= EXERCISE GOAL =
The entries below are to be repeated exactly, and their pictures left out.

= DATASET EXCERPTS =
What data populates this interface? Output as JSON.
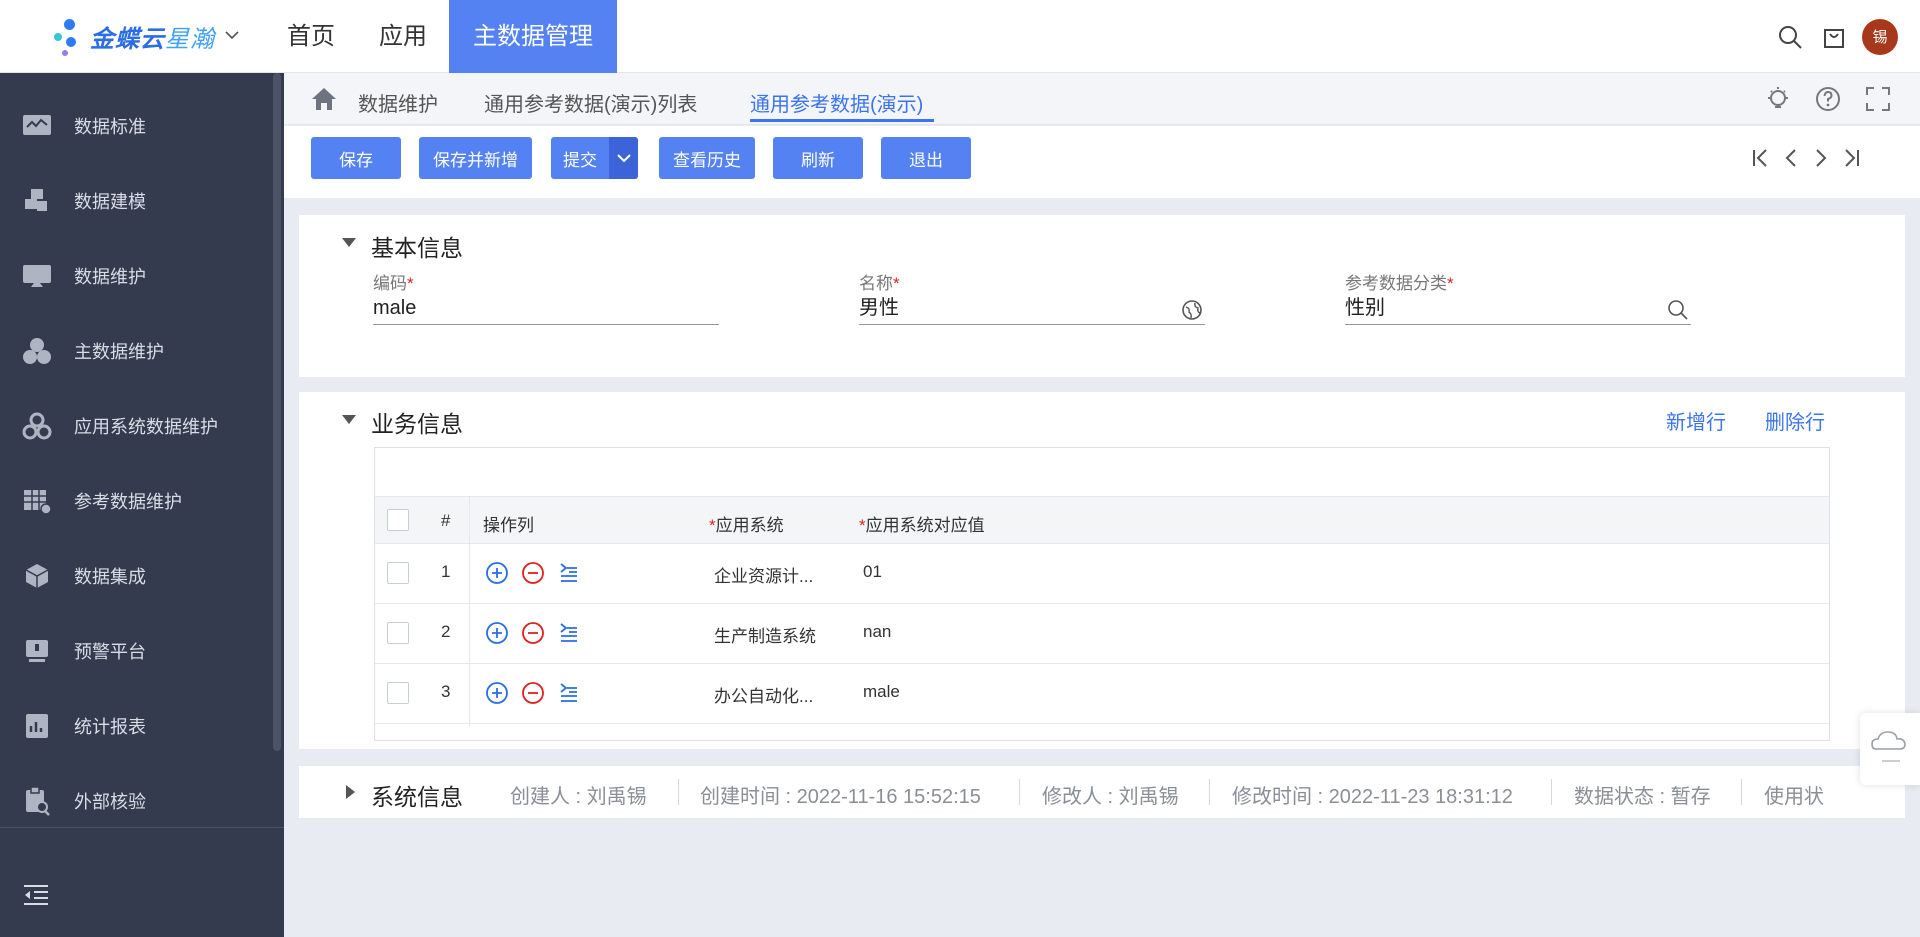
{
  "app": {
    "logo_main": "金蝶云",
    "logo_sub": "星瀚"
  },
  "topnav": {
    "items": [
      {
        "label": "首页"
      },
      {
        "label": "应用"
      },
      {
        "label": "主数据管理"
      }
    ]
  },
  "user": {
    "avatar_text": "锡"
  },
  "sidebar": {
    "items": [
      {
        "label": "数据标准",
        "icon": "chart-monitor-icon"
      },
      {
        "label": "数据建模",
        "icon": "puzzle-icon"
      },
      {
        "label": "数据维护",
        "icon": "monitor-icon"
      },
      {
        "label": "主数据维护",
        "icon": "circles-icon"
      },
      {
        "label": "应用系统数据维护",
        "icon": "app-circles-icon"
      },
      {
        "label": "参考数据维护",
        "icon": "table-gear-icon"
      },
      {
        "label": "数据集成",
        "icon": "cube-icon"
      },
      {
        "label": "预警平台",
        "icon": "alert-board-icon"
      },
      {
        "label": "统计报表",
        "icon": "report-icon"
      },
      {
        "label": "外部核验",
        "icon": "clipboard-search-icon"
      }
    ]
  },
  "breadcrumb": {
    "items": [
      {
        "label": "数据维护"
      },
      {
        "label": "通用参考数据(演示)列表"
      },
      {
        "label": "通用参考数据(演示)"
      }
    ]
  },
  "toolbar": {
    "save": "保存",
    "save_new": "保存并新增",
    "submit": "提交",
    "history": "查看历史",
    "refresh": "刷新",
    "exit": "退出"
  },
  "basic": {
    "title": "基本信息",
    "code_label": "编码",
    "code_value": "male",
    "name_label": "名称",
    "name_value": "男性",
    "category_label": "参考数据分类",
    "category_value": "性别",
    "required_mark": "*"
  },
  "business": {
    "title": "业务信息",
    "add_row": "新增行",
    "delete_row": "删除行",
    "columns": {
      "index": "#",
      "actions": "操作列",
      "app_system": "应用系统",
      "app_value": "应用系统对应值"
    },
    "rows": [
      {
        "index": "1",
        "app_system": "企业资源计...",
        "app_value": "01"
      },
      {
        "index": "2",
        "app_system": "生产制造系统",
        "app_value": "nan"
      },
      {
        "index": "3",
        "app_system": "办公自动化...",
        "app_value": "male"
      }
    ]
  },
  "system": {
    "title": "系统信息",
    "creator": "创建人 : 刘禹锡",
    "created_at": "创建时间 : 2022-11-16 15:52:15",
    "modifier": "修改人 : 刘禹锡",
    "modified_at": "修改时间 : 2022-11-23 18:31:12",
    "status": "数据状态 : 暂存",
    "usage": "使用状"
  },
  "colors": {
    "primary": "#5582f3",
    "sidebar_bg": "#343b4f",
    "link": "#3b74f0",
    "danger": "#e02020"
  }
}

= EXERCISE ANSWER =
What data populates this interface? Output as JSON.
{
  "app": {
    "logo_main": "金蝶云",
    "logo_sub": "星瀚"
  },
  "topnav": {
    "items": [
      {
        "label": "首页"
      },
      {
        "label": "应用"
      },
      {
        "label": "主数据管理"
      }
    ]
  },
  "user": {
    "avatar_text": "锡"
  },
  "sidebar": {
    "items": [
      {
        "label": "数据标准",
        "icon": "chart-monitor-icon"
      },
      {
        "label": "数据建模",
        "icon": "puzzle-icon"
      },
      {
        "label": "数据维护",
        "icon": "monitor-icon"
      },
      {
        "label": "主数据维护",
        "icon": "circles-icon"
      },
      {
        "label": "应用系统数据维护",
        "icon": "app-circles-icon"
      },
      {
        "label": "参考数据维护",
        "icon": "table-gear-icon"
      },
      {
        "label": "数据集成",
        "icon": "cube-icon"
      },
      {
        "label": "预警平台",
        "icon": "alert-board-icon"
      },
      {
        "label": "统计报表",
        "icon": "report-icon"
      },
      {
        "label": "外部核验",
        "icon": "clipboard-search-icon"
      }
    ]
  },
  "breadcrumb": {
    "items": [
      {
        "label": "数据维护"
      },
      {
        "label": "通用参考数据(演示)列表"
      },
      {
        "label": "通用参考数据(演示)"
      }
    ]
  },
  "toolbar": {
    "save": "保存",
    "save_new": "保存并新增",
    "submit": "提交",
    "history": "查看历史",
    "refresh": "刷新",
    "exit": "退出"
  },
  "basic": {
    "title": "基本信息",
    "code_label": "编码",
    "code_value": "male",
    "name_label": "名称",
    "name_value": "男性",
    "category_label": "参考数据分类",
    "category_value": "性别",
    "required_mark": "*"
  },
  "business": {
    "title": "业务信息",
    "add_row": "新增行",
    "delete_row": "删除行",
    "columns": {
      "index": "#",
      "actions": "操作列",
      "app_system": "应用系统",
      "app_value": "应用系统对应值"
    },
    "rows": [
      {
        "index": "1",
        "app_system": "企业资源计...",
        "app_value": "01"
      },
      {
        "index": "2",
        "app_system": "生产制造系统",
        "app_value": "nan"
      },
      {
        "index": "3",
        "app_system": "办公自动化...",
        "app_value": "male"
      }
    ]
  },
  "system": {
    "title": "系统信息",
    "creator": "创建人 : 刘禹锡",
    "created_at": "创建时间 : 2022-11-16 15:52:15",
    "modifier": "修改人 : 刘禹锡",
    "modified_at": "修改时间 : 2022-11-23 18:31:12",
    "status": "数据状态 : 暂存",
    "usage": "使用状"
  },
  "colors": {
    "primary": "#5582f3",
    "sidebar_bg": "#343b4f",
    "link": "#3b74f0",
    "danger": "#e02020"
  }
}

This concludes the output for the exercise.